Speaking before online lenders, the Acting Comptroller acknowledged the rapid growth of online and marketplace lending and expressed support for fintech companies being able to choose the best long-term business strategy to meet their goals, without being overburdened by regulations. He noted that fintech companies have taken different paths in recent years, some partnering with banks, some being sold or combined with other businesses, and some seeking to become banks. The Acting Comptroller expressed support for fintech companies being able to pursue whatever path fits their business model and the economic opportunity available to the company. He emphasized that "[t]oo often, regulatory burden and inefficiency limit those decisions, get in your way, and place a drag on your individual and collective economic opportunity."2
While Acting Comptroller Noreika reaffirmed the authority of the Office of the Comptroller of the Currency ("OCC") to issue a special purpose national bank charter,3 he did not say the OCC would, in fact, exercise that authority and issue special purpose national bank charters to nondepository fintech companies.
The Acting Comptroller also expressed support for federal legislative action to reaffirm the "valid when made" doctrine, which was called into question by the Second Circuit's decision in Madden v. Midland Funding, LLC.4 As a result of Madden, there is uncertainty as to whether an interest rate imposed on a loan made by a bank that is valid at the time it is made remains valid after the loan has been transferred. The Madden decision has had a significant adverse impact on online "marketplace" lenders, which now face uncertainty as to the validity of loans they purchase from a bank.

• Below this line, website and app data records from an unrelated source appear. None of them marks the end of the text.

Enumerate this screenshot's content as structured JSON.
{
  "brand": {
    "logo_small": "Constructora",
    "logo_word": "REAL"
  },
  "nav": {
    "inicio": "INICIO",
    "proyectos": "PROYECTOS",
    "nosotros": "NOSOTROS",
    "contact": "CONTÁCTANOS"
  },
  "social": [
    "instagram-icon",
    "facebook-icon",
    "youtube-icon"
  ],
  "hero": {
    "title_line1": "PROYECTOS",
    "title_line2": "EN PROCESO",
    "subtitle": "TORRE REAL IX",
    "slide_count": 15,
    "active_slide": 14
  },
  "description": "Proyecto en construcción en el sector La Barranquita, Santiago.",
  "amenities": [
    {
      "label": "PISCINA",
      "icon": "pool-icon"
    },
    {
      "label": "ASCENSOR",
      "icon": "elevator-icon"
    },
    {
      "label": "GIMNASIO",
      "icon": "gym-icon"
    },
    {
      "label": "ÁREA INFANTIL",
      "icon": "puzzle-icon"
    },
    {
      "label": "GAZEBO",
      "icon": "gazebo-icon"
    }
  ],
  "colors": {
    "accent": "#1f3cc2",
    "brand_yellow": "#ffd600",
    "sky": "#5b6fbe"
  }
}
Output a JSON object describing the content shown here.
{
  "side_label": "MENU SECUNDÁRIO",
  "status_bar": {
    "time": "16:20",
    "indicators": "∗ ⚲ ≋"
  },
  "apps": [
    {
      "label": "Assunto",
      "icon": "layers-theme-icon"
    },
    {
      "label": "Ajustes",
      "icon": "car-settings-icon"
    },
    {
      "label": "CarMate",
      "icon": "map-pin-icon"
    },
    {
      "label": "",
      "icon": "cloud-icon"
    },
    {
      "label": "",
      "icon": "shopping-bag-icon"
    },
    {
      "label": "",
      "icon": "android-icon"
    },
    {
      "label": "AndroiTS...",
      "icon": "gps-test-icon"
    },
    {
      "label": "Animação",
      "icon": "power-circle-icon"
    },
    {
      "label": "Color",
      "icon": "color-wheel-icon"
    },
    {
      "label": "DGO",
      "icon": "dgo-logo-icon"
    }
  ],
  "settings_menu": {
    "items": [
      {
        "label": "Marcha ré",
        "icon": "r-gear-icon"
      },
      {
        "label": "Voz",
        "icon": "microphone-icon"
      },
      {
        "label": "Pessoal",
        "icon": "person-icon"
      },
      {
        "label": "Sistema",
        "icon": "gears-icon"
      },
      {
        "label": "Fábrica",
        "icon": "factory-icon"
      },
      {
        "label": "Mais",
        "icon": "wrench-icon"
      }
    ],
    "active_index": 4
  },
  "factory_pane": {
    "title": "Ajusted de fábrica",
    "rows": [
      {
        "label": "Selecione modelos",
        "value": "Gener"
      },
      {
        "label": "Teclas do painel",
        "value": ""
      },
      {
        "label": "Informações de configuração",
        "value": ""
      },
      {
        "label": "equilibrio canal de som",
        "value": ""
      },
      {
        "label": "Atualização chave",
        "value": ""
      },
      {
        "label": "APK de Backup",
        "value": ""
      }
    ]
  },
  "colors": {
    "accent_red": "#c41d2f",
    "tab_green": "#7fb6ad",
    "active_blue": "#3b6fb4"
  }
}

In addition, Acting Comptroller Noreika objected to Operation Choke Point and other regulatory actions that may restrict the ability of online lenders and other fintech companies to obtain a bank account or other banking services. While acknowledging that it is the responsibility of individual banks to manage their relationships, and assess the risks posed by individual customers, he stated that "[t]he OCC's policy is not to direct banks to open or close individual accounts, nor to encourage banks to terminate entire categories of accounts without assessing the risks presented by individual customers or the bank's ability to manage the risk."5